“For the most part, at the [high] school I went to, everyone was black and brown, so I was very comfortable,” Koranteng said. “Coming to NYU was like a huge culture shock, and I definitely wanted to transfer.”

Koranteng is one of countless students of color who feel disillusioned by NYU’s predominantly white community despite the university’s reputation for diversity. Unlike many of these students, Koranteng eventually managed to find a community on campus: the Tau Epsilon chapter of Sigma Gamma Rho Sorority, Inc., the only one of the four historically black sororities chartered on campus.

Despite having once been both the chapter’s president and only member, Koranteng helped the organization grow to include 14 female undergraduate students, one graduate student and seven alumni. In the fall, they will move into one of the penthouse suites reserved for fraternities and sororities in Lafayette Residence Hall.

In the meantime, the chapter is focusing on increasing its presence on campus to help other black women find community, according to College of Nursing junior Gabrielle Babson, who will serve as the chapter’s president next year.

“Our priority and what we try to facilitate is depicting what black women are capable of at a [predominately white institution] and so all the work that we do in terms of events — it’s really just us trying to get the word out in that sense,” Babson said. “Whether it’s community service or we’re co-sponsoring with other organizations on campus, it’s just us trying to kind of give other black women an idea of what could be.”

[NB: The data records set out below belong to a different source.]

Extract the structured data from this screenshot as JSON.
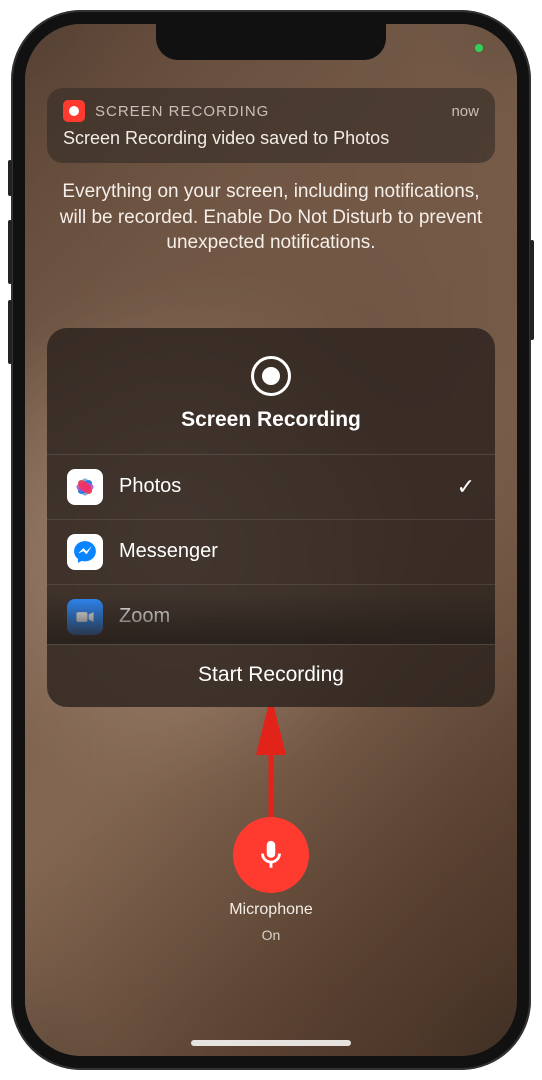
{
  "notification": {
    "app_name": "SCREEN RECORDING",
    "time": "now",
    "body": "Screen Recording video saved to Photos"
  },
  "info_text": "Everything on your screen, including notifications, will be recorded. Enable Do Not Disturb to prevent unexpected notifications.",
  "card": {
    "title": "Screen Recording",
    "destinations": {
      "photos": "Photos",
      "messenger": "Messenger",
      "zoom": "Zoom"
    },
    "selected_check": "✓",
    "start_label": "Start Recording"
  },
  "microphone": {
    "label": "Microphone",
    "state": "On"
  }
}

For CAS junior Sobrel Okpo, her sorority sisters in Sigma Gamma Rho are more than just her support system — they’re her career coaches, too.

“Prior to joining, I knew the women that were involved, but to see them as leaders in Sigma Gamma Rho and how they were able to perpetuate sisterhood and the scholarship was a great experience,” Okpo said. “It’s priceless for me, and I will definitely say that the girls that I joined with this year are my motivation … I’m taking on leadership positions myself and I feel like if I had not joined Sigma, I would have never taken the initiative.”

While the chapter plans to continue its philanthropy work and to begin working with underprivileged high school students, Koranteng is sure that it will not stray from its original purpose at NYU: providing community for women of color who are otherwise overlooked.

“Sigma Gamma Rho was my home and is my home, and on a predominately white campus, students like us really needed things like this,” Koranteng said. “I personally really needed Sigma Gamma Rho, and I know that a lot of members in this chapter really feel the same way.”

Email Taylor Rogers at [email protected]